What causes distemper in dogs, and how does the virus spread? What are the symptoms of canine distemper, and is your puppy or dog at risk? How effective is the canine distemper vaccine?
Here is everything you need to know about the causes, symptoms, treatment, and prevention of distemper in dogs.
Our adorable sausage dog Django recently had back surgery for Intervertebral Disc Disease. Four weeks after Django's surgery, our family moved into a new home with hardwood floors everywhere. Although Django has been recovering nicely after his surgery, his back legs are still wobbly at times, and he tends to slip on smooth surfaces—especially hardwood! Since moving, our goal has been to find top-quality pet products that not only help Django be comfortable in the home but also protect our new floors and furniture.
In addition to looking for a new orthopedic dog bed for Django, I began searching for high quality and nice looking pet blankets for the couch and bed. In my search, I soon discovered Paw.com and the high quality pet products they offer. Paw.com offers modern orthopedic dog beds and matching faux fur waterproof pet blankets, among other original designs. After reading reviews from passionate Paw.com customers, I ordered the PupRug Bundle for Django which includes both Paw.com's memory foam pet bed and faux fur blanket. Django has been obsessed with his bed and blanket ever since we opened our Paw.com boxes!
The following is an honest review and in-depth overview of Paw.com’s PupRug Faux Fur Orthopedic Dog Bed and PupProtector Waterproof Blanket based on our experience with both. If you have any questions about our Paw.com experience or want to share a story of your own, please leave us a comment below!
Does your dog jump for joy when he hits the pool, beach, or anything wet? Maybe he crashes kiddie pools or belly flops into any body of water like our sausage dog Django. Or maybe your dog is downright afraid to dip his paw in the pool. Every canine is unique, and not all are dripping with excitement at the thought of getting wet. Depending on your dog’s breed, personality, and experiences, he might be a natural swimmer or water-shy.

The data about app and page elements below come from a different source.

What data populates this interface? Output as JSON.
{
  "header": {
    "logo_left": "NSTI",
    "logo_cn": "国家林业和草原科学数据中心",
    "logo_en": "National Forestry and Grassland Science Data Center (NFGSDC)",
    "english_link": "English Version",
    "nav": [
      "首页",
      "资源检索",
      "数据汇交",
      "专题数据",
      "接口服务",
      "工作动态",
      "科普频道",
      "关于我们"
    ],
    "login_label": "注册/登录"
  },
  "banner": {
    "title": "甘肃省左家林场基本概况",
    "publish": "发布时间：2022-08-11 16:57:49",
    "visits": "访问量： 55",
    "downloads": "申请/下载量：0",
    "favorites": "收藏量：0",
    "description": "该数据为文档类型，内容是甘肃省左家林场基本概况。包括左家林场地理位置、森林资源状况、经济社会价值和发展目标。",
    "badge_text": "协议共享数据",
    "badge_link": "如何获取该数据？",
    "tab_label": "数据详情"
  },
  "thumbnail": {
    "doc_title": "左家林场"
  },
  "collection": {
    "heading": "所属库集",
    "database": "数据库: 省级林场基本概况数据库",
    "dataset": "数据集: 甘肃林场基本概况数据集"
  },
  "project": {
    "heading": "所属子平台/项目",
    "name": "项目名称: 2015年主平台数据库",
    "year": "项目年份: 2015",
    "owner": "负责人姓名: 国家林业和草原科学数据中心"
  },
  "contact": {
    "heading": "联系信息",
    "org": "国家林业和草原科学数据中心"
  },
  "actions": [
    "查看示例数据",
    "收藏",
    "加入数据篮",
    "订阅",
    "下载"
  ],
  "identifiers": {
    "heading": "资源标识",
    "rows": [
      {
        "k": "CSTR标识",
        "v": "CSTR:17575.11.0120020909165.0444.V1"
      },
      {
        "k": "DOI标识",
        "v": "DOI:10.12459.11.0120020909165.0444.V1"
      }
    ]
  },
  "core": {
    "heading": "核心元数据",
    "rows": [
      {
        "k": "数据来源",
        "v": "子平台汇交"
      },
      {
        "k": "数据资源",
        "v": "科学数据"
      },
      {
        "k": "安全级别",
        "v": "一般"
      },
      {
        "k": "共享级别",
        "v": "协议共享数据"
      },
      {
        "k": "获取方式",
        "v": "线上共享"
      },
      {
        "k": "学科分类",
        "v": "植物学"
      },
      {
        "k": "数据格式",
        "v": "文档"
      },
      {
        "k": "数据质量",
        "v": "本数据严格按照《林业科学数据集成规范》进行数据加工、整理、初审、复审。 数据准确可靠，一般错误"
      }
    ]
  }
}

Whether your dog is a seafarer like Django or a landlubber, he needs to learn how to be safe in the water. You might want to catch a wave or backcountry canoe with your dog. Maybe you even have an inflatable kiddie pool or a swimming pool in your backyard. In this DJANGO Dog Blog article, we discuss the best and worst dog breeds for swimming and look at how long your dog can safely stay in the pool. We also explain how to teach your dog to swim and provide water safety tips.